::: Supplied entries

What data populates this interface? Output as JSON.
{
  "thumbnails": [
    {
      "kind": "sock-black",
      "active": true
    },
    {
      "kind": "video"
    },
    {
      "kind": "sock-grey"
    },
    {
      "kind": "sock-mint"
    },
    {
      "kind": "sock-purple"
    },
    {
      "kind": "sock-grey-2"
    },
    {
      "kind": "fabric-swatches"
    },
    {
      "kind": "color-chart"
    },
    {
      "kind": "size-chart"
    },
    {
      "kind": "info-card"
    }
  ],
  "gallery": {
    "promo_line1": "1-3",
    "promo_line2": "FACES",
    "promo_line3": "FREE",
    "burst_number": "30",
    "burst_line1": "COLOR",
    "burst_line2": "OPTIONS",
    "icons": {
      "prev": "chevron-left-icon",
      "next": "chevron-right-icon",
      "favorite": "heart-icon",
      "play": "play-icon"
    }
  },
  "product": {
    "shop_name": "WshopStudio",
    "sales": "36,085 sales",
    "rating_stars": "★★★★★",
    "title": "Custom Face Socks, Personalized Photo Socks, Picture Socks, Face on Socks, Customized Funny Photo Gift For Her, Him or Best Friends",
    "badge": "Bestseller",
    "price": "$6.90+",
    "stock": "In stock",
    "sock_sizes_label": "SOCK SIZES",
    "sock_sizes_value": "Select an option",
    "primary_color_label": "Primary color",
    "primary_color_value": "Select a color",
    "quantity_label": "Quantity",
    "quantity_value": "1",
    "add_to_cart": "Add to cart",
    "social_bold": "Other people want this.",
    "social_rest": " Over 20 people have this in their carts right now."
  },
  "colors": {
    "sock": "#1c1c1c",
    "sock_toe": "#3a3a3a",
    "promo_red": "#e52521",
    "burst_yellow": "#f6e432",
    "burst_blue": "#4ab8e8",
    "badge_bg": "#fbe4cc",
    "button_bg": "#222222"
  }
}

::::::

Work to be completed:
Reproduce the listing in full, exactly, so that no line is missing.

Answer for the task:
What data populates this interface? Output as JSON.
{
  "thumbnails": [
    {
      "kind": "sock-black",
      "active": true
    },
    {
      "kind": "video"
    },
    {
      "kind": "sock-grey"
    },
    {
      "kind": "sock-mint"
    },
    {
      "kind": "sock-purple"
    },
    {
      "kind": "sock-grey-2"
    },
    {
      "kind": "fabric-swatches"
    },
    {
      "kind": "color-chart"
    },
    {
      "kind": "size-chart"
    },
    {
      "kind": "info-card"
    }
  ],
  "gallery": {
    "promo_line1": "1-3",
    "promo_line2": "FACES",
    "promo_line3": "FREE",
    "burst_number": "30",
    "burst_line1": "COLOR",
    "burst_line2": "OPTIONS",
    "icons": {
      "prev": "chevron-left-icon",
      "next": "chevron-right-icon",
      "favorite": "heart-icon",
      "play": "play-icon"
    }
  },
  "product": {
    "shop_name": "WshopStudio",
    "sales": "36,085 sales",
    "rating_stars": "★★★★★",
    "title": "Custom Face Socks, Personalized Photo Socks, Picture Socks, Face on Socks, Customized Funny Photo Gift For Her, Him or Best Friends",
    "badge": "Bestseller",
    "price": "$6.90+",
    "stock": "In stock",
    "sock_sizes_label": "SOCK SIZES",
    "sock_sizes_value": "Select an option",
    "primary_color_label": "Primary color",
    "primary_color_value": "Select a color",
    "quantity_label": "Quantity",
    "quantity_value": "1",
    "add_to_cart": "Add to cart",
    "social_bold": "Other people want this.",
    "social_rest": " Over 20 people have this in their carts right now."
  },
  "colors": {
    "sock": "#1c1c1c",
    "sock_toe": "#3a3a3a",
    "promo_red": "#e52521",
    "burst_yellow": "#f6e432",
    "burst_blue": "#4ab8e8",
    "badge_bg": "#fbe4cc",
    "button_bg": "#222222"
  }
}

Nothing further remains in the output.